Start of DATA

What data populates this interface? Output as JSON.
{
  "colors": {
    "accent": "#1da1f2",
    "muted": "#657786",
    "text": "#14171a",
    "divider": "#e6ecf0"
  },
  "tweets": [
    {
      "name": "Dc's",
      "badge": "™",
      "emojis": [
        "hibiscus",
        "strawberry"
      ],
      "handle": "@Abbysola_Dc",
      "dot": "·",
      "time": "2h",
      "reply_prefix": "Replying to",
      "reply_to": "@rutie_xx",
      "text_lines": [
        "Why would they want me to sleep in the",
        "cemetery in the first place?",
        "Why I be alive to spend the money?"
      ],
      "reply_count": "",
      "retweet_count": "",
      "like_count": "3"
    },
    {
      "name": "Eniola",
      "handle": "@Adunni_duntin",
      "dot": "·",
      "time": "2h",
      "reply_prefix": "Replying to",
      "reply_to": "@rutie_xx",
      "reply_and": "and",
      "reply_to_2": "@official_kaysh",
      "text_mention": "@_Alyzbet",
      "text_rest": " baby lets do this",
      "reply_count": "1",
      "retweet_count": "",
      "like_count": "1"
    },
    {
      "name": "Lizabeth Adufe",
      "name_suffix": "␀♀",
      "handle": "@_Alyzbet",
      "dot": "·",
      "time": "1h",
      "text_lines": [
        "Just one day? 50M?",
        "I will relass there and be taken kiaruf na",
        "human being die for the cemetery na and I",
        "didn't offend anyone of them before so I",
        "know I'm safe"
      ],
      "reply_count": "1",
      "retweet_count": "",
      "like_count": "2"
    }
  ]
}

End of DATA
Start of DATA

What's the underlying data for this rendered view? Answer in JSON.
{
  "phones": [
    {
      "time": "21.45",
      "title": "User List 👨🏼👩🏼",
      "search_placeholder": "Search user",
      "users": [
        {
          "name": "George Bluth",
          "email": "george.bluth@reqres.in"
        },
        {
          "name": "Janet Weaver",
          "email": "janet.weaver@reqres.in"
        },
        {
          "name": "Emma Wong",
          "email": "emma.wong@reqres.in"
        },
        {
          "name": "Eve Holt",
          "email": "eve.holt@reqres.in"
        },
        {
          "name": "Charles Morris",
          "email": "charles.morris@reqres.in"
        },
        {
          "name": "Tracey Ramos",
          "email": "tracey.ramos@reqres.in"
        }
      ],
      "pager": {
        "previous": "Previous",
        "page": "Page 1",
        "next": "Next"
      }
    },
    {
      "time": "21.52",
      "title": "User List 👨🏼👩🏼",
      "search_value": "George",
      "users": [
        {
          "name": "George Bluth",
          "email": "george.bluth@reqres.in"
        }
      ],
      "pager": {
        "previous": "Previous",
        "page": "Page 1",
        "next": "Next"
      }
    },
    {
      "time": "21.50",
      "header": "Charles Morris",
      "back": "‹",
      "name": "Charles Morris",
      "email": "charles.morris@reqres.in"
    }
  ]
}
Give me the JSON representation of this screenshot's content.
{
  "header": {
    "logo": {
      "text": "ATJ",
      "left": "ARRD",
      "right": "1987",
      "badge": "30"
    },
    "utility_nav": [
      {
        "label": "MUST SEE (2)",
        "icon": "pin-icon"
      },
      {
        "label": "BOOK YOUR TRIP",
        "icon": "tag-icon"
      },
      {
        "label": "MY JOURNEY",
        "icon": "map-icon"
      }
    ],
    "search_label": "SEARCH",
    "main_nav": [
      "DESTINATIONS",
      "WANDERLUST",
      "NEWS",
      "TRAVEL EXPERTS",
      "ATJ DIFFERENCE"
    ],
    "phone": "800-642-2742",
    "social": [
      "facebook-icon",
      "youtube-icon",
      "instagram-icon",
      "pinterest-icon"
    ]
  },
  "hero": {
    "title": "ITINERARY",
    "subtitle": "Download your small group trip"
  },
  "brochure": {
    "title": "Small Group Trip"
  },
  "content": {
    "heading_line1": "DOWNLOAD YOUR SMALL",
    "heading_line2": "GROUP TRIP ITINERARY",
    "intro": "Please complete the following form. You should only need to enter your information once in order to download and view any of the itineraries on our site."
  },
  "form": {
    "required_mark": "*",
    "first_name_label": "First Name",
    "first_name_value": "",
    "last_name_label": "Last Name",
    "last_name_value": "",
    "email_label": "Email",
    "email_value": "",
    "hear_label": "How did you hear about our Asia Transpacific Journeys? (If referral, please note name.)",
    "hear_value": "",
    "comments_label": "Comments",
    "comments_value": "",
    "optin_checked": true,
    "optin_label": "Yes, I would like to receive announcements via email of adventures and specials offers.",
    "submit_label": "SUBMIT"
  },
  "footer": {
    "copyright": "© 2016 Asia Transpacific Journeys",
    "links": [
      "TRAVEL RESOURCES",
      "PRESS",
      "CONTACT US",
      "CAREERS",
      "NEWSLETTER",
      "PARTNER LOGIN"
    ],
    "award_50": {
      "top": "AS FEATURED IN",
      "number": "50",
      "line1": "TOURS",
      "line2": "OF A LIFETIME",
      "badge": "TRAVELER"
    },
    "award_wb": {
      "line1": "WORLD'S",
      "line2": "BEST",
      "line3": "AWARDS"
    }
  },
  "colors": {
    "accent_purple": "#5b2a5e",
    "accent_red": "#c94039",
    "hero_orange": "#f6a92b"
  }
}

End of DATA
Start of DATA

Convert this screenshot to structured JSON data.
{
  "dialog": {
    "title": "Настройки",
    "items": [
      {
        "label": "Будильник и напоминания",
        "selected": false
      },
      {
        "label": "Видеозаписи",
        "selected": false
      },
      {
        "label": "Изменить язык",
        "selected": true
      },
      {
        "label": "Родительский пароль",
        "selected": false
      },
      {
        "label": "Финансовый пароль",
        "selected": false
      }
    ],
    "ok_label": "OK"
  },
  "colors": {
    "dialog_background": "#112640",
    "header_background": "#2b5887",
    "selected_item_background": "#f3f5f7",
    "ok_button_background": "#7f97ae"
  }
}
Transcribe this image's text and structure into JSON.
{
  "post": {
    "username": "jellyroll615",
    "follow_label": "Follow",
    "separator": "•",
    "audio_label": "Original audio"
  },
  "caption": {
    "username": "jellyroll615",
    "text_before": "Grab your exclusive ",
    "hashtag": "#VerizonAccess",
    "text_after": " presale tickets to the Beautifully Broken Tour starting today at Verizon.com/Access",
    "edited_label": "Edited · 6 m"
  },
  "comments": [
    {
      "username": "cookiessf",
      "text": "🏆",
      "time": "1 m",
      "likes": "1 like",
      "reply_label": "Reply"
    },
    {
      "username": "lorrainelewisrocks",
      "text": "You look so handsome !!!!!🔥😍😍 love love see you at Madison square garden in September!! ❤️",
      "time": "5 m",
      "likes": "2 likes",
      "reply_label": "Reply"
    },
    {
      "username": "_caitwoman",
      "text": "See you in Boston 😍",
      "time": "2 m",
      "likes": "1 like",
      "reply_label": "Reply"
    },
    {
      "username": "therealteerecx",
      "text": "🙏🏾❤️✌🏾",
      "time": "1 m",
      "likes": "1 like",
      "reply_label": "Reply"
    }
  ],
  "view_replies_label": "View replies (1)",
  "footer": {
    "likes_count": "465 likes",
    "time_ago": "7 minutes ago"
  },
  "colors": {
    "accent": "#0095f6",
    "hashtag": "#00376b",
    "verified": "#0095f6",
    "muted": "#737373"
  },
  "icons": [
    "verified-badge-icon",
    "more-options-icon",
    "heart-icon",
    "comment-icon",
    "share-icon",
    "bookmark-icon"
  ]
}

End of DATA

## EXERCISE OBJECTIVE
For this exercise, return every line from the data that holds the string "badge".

## THE COMPLETED TASK
      "badge": "™",
      "badge": "30"
      "badge": "TRAVELER"
    "verified-badge-icon",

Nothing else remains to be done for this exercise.